He briefly worked on a program that used ionizing radiation to help absorb radar coming from ahead of the aircraft. The radiation proved to be excessive and the test pilot disliked the heavy radiation shielding he was forced to wear. The project was cancelled when the military decided the radar signature was already low enough without the ionizing equipment. The concept was proven to work, but unfeasible.
He is the author of Skunk Works: A Personal Memoir of My Years at Lockheed. 
A member of the National Academy of Engineering, he won numerous awards during his career, including the Collier Trophy. In 2005 he was inducted into the National Aviation Hall of Fame. In January 1981, he received the Department of Defense Medal for Distinguished Public Service for his work on the then-still-classified stealth airplane, in a secret ceremony in the office of then-Secretary of Defense Harold Brown. He was allowed to show the medal to his two children, Karen and Michael, but was not allowed to tell them why he had received it.
In 1950, Rich married Faye Mayer, a fashion model, who died in 1980. In 1982, Rich married Hilda Elliot.
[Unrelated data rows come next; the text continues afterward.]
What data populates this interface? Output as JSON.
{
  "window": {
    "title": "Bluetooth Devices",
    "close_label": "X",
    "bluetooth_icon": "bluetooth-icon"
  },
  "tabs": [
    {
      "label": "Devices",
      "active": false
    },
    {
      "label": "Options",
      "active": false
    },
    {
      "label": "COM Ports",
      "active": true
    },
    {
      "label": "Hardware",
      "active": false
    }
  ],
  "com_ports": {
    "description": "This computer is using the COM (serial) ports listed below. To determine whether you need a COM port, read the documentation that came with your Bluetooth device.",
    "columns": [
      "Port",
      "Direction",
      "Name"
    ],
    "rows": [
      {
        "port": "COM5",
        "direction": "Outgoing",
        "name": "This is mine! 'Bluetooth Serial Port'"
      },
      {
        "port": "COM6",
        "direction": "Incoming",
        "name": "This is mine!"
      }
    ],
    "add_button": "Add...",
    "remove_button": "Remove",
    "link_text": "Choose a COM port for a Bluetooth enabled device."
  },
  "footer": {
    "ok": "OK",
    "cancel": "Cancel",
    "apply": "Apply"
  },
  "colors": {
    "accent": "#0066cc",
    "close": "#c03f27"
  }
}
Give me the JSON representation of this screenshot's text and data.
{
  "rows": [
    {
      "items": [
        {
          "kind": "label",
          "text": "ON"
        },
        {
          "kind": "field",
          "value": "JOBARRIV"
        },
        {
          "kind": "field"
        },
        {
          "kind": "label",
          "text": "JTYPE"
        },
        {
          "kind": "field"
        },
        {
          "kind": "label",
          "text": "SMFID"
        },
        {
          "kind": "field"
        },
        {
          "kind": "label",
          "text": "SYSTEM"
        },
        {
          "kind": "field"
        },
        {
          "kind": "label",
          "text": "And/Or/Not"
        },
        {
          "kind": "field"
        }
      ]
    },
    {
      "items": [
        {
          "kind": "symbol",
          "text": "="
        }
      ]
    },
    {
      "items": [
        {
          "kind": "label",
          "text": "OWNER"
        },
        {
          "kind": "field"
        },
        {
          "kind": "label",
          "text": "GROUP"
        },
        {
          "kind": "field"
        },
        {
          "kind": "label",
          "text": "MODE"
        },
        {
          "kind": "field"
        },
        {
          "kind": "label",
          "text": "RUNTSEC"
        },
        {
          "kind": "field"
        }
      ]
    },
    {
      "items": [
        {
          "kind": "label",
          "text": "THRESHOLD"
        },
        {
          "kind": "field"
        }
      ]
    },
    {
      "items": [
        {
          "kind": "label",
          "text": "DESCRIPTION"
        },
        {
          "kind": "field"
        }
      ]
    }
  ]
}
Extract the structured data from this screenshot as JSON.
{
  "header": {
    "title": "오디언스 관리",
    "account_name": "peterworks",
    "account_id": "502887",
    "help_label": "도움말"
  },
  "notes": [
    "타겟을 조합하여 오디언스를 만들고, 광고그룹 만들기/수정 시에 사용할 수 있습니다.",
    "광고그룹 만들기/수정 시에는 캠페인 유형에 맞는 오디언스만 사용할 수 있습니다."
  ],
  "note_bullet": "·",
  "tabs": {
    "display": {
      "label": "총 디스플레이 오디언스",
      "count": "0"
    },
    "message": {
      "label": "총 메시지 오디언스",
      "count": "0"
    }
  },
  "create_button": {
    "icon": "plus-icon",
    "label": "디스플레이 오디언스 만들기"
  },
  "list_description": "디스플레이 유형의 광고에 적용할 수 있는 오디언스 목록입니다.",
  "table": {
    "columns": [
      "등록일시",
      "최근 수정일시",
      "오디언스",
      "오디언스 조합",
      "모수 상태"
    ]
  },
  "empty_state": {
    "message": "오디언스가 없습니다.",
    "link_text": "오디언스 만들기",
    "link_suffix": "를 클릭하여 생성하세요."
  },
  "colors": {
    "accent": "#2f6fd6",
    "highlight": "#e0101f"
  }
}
His son, Michael, is the president and CEO of RAND Corporation and his daughter, Karen, is a botanist.
- F-104 Starfighter. Single-engine, high-performance, supersonic interceptor aircraft.
- XF-90. Experimental fighter / bomber escort aircraft.
- U-2 "Dragon Lady". Reconnaissance aircraft. A high altitude jet aircraft used by the CIA and the US Air Force during the cold war.
- SR-71 "Blackbird". An advanced, long-range, Mach 3.2 strategic reconnaissance aircraft. The Blackbird was designed to provide reconnaissance in defended airspace while improving aircrew survivability. In the Blackbird, mission success and survivability depended on aircraft speed. Ben Rich was responsible for engineering the spikes and engine inlet systems which made the Blackbirds the fastest jet aircraft in the world.
- F-117 Nighthawk. World's first production stealth aircraft.
- YF-22, prototype of the F-22 Raptor.
- Congressional Record--Senate, January 17, 1995, page S962 (Statement of Senator Robert Dole)
- Area 51: An Uncensored History of America's Top Secret Military Base By Annie Jacobsen
- Rich, Ben.R.; Janos, Leo (1996). Skunk Works: A Personal Memoir of My Years at Lockheed (First ed.). Back Bay Book.
- Memorial Tributes. Washington: National Academies Press. 1996. p. 203. ISBN 9780309055758.
- Skunk Works: A Personal Memoir of My Years at Lockheed (paperback edition), ISBN 0-316-74300-3, p. 73.